Microsoft Poised To ‘Unify’ Xbox One And Windows 10 — Does This Spell The End Of Stagnant Console Cycles?
As the veil on Microsoft’s Xbox Spring Showcase lift today, one of the larger developments to come out of San Francisco last week was the idea that Microsoft could be unifying the Xbox One and PC platforms, making them what Phil Spencer calls “backwards and forwards compatible.” Speaking with press, YouTubers, and Streamers last week, Xbox head Phil Spencer talked about unifying Windows 10 devices under one heading, giving rise to upgrade-able consoles in the future.
Via Polygon, Spencer talked about innovation in the mobile and PC space, and how it ties to the current idea behind Xbox One and other consoles.
“We see on other platforms whether it be mobile or PC that you get a continuous innovation that you rarely see on console,” he said. “Consoles lock the hardware and the software platforms together at the beginning of the generation. Then you ride the generation out for seven or so years, while other ecosystems are getting better, faster, stronger. And then you wait for the next big step function.
“When you look at the console space, I believe we will see more hardware innovation in the console space than we’ve ever seen.

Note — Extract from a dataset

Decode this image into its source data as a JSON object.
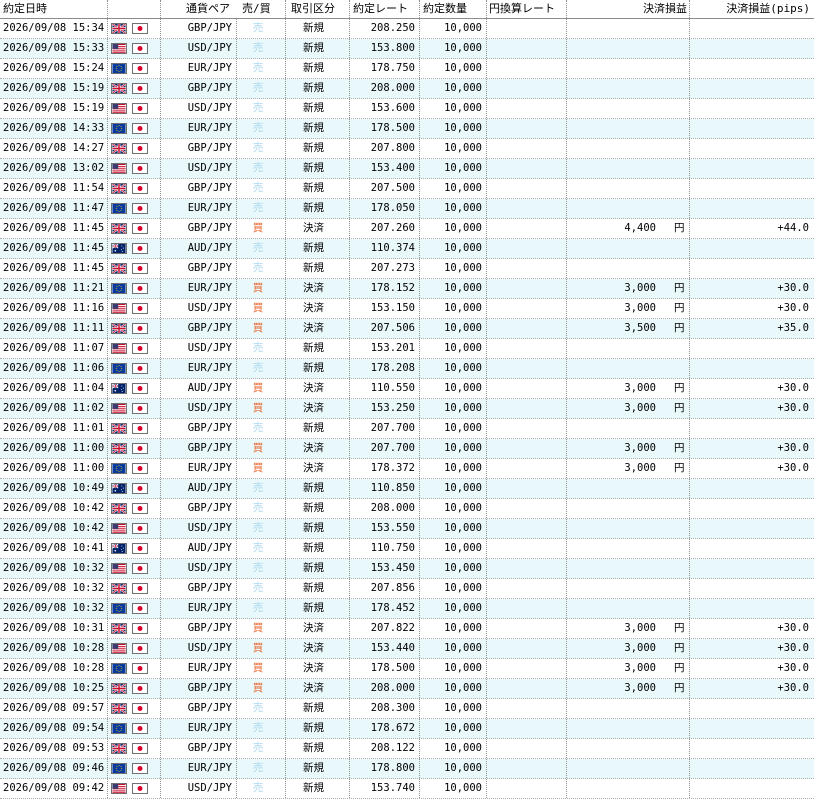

You’ll actually see us come out with new hardware capability during a generation allowing the same games to run backward and forward compatible because we have a Universal Windows Application running on top of the Universal Windows Platform that allows us to focus more and more on hardware innovation without invalidating the games that run on that platform”
Much has been made regarding the Universal Windows Application, and it’s not surprising that Microsoft would look to do this with its Xbox platform as well. Essentially, a Universal Windows App is an application package that can run across the breadth of Windows 10 devices, whether they be mobile, PC, tablet, phone, and so on. How this will come into play with Xbox One and Windows 10 games isn’t entirely certain as of now, but the convenience of only buying an app once and having it available on which ever platform you are using is alluring to some.
The idea that Spencer hints at with Xbox One, however, is the most intriguing. He talks about the possibility for Xbox One upgrades, meaning that the current state of the Xbox One console may not be the final state it’ll find itself in. Paul Tassi of Forbes poses some interesting questions when he inquires how the Xbox One upgrades would take place — whether Microsoft will do the upgrade, GameStop, third party upgrades, etc. Microsoft will undoubtedly sell a more powerful Xbox One if the console truly is to be upgrade-able, which is a tight rope to walk, considering the mindset of most going into a console purchase to begin with. However, with the Xbox One consistently underperforming compared to its direct competitor, Sony’s PlayStation 4, in terms of framerates, resolution, game asset quality, and more, it makes a modicum of sense that Xbox would want to do this. There is also precedent here, as Xbox One has already launched a console with a solid-state hybrid drive, and the Xbox 360 saw multiple hardware iterations in its lifetime.
The allure of Xbox One and other consoles, however, is the nature of the closed ecosystem: people don’t want to be bothered with upgrading. It’s the reason why many console players shun the PC, regardless of its objectively superior metrics. It’s a tight rope because on one hand a more powerful console means better looking and running games for consumers, while on the other hand it can anger the section of your consumer-base who was relying on their Xbox One purchase to remain relevant and standard for its entire life-cycle. However, it needs to be said that an upgrading console, even if its still underpowered compared to the highest-end PC, is good for the industry. It’s no longer a stagnant platform, and developers can push their games more without limiting them based on stagnant console hardware. Although, the question does remain: how do developers make certain that the game’s vision doesn’t suffer, while keeping the games playable for those who don’t upgrade their Xbox One?
Many questions remain surrounding this revelation, and its likely Microsoft will be keeping this news close to the chest until E3 in June at the earliest. Regardless, Microsoft is deigning to shake up the Xbox One and Windows platforms, and the console industry in general as well. As to whether it works out is another story.
Have some thoughts on Xbox One and Windows 10 being unified, or a comment about potential console upgrades? Sound off below.
[Images via Xbox]